Try it -
State, as a bare number, how many lines below contain "JSON".

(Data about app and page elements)
|---|

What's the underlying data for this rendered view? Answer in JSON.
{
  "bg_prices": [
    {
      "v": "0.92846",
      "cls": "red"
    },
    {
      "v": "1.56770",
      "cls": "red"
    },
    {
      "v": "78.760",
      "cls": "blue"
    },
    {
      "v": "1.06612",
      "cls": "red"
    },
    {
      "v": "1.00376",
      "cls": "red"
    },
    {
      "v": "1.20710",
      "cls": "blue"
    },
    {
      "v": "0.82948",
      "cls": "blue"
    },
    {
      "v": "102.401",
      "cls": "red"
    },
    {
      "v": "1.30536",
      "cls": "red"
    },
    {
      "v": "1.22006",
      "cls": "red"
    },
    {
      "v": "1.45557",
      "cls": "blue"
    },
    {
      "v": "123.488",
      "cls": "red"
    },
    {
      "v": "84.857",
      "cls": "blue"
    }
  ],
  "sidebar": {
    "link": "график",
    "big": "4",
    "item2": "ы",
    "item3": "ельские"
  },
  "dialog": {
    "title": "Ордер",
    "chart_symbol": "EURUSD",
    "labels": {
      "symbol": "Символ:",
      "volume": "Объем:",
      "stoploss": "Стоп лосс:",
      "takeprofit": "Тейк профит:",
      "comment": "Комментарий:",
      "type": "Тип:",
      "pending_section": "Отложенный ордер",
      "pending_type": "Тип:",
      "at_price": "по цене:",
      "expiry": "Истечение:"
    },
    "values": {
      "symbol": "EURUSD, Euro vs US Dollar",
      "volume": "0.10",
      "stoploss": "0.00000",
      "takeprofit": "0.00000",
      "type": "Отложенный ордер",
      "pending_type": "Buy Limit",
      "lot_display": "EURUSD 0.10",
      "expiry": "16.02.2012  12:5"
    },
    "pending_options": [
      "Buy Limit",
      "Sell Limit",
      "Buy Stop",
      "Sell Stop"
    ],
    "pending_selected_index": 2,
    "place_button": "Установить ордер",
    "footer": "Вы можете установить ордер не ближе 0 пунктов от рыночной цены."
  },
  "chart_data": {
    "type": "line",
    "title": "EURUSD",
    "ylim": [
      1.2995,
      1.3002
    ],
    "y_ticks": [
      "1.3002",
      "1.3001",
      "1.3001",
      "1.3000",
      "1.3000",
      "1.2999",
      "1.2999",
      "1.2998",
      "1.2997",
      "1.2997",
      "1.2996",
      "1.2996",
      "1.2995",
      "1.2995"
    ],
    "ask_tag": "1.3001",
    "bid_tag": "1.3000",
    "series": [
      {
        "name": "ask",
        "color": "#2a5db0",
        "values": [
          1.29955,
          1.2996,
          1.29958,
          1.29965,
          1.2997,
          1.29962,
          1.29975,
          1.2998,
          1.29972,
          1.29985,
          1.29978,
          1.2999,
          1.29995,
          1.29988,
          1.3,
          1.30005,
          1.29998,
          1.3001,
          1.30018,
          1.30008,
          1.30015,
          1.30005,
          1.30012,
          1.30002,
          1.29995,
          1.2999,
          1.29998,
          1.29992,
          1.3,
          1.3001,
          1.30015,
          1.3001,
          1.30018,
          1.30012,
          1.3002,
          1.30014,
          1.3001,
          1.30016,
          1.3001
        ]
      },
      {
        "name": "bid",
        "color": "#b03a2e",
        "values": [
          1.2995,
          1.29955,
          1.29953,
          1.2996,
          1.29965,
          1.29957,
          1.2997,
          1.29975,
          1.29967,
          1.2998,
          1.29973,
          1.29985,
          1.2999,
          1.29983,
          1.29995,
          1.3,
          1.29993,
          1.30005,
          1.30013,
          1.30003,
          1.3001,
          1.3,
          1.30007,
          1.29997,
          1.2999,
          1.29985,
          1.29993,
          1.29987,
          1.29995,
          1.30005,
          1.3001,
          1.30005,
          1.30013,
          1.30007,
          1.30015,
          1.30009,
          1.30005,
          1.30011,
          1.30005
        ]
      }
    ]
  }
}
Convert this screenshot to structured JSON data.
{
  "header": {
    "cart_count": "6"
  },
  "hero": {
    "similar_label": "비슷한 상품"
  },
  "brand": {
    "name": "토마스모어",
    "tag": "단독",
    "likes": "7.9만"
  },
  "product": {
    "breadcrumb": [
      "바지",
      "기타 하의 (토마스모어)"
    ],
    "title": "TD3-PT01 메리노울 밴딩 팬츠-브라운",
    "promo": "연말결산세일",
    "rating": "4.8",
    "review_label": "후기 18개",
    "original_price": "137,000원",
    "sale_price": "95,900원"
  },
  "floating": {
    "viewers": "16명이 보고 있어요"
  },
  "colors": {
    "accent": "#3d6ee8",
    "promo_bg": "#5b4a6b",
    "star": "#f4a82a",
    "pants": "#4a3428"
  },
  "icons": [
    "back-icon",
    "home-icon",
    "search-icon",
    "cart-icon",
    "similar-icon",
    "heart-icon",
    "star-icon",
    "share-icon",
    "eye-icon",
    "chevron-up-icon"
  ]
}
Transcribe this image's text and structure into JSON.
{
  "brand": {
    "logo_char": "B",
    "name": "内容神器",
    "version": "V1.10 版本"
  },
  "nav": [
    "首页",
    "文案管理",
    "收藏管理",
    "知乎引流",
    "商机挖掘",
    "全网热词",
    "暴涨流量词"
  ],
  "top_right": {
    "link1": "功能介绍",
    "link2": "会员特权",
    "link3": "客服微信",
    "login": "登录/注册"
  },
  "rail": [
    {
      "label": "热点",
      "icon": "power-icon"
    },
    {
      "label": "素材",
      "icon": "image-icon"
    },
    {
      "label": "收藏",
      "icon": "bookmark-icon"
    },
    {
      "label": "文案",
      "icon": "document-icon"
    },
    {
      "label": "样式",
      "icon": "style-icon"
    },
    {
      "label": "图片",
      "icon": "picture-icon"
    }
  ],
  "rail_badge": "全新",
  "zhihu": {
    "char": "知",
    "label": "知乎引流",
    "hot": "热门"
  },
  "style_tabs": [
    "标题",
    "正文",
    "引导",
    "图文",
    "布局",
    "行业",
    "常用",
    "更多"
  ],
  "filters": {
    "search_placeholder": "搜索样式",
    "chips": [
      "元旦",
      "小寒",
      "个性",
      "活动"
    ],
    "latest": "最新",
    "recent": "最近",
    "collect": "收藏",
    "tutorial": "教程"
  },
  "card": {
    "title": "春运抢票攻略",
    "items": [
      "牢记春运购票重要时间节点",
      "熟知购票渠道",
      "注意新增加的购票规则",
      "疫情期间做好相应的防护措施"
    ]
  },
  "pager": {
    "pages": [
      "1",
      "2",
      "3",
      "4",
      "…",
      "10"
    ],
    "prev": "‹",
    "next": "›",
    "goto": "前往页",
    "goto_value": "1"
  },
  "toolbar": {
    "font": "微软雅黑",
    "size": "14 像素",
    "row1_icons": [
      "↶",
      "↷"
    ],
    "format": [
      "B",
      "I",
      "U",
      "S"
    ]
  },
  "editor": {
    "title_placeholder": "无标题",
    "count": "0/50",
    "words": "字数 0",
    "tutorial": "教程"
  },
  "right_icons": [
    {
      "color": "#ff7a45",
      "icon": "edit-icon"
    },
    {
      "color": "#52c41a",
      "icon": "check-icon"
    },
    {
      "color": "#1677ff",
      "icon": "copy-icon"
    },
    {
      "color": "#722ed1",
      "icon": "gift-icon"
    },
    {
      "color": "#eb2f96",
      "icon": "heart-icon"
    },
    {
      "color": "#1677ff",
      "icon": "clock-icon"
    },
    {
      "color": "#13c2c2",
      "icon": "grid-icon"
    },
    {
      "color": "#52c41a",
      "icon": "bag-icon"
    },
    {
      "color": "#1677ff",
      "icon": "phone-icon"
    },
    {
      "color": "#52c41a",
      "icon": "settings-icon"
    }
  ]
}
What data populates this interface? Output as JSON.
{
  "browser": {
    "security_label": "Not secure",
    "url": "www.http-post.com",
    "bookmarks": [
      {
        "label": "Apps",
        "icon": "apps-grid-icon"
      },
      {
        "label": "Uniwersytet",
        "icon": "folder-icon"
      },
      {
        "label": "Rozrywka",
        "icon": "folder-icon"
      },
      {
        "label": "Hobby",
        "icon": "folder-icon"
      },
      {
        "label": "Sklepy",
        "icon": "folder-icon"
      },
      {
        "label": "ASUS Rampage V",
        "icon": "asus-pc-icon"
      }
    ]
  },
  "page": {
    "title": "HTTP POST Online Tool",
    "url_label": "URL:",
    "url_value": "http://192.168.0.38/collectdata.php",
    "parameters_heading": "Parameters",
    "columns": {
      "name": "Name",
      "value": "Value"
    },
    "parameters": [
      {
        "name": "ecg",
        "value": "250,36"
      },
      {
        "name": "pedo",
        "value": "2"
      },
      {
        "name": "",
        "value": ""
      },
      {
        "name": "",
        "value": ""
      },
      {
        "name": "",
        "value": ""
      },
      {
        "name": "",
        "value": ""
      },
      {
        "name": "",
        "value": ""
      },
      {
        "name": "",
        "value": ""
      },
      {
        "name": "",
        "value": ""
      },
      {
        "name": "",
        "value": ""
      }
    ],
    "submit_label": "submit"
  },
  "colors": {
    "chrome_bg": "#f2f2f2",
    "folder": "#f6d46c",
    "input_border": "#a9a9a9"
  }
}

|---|

Answer -
4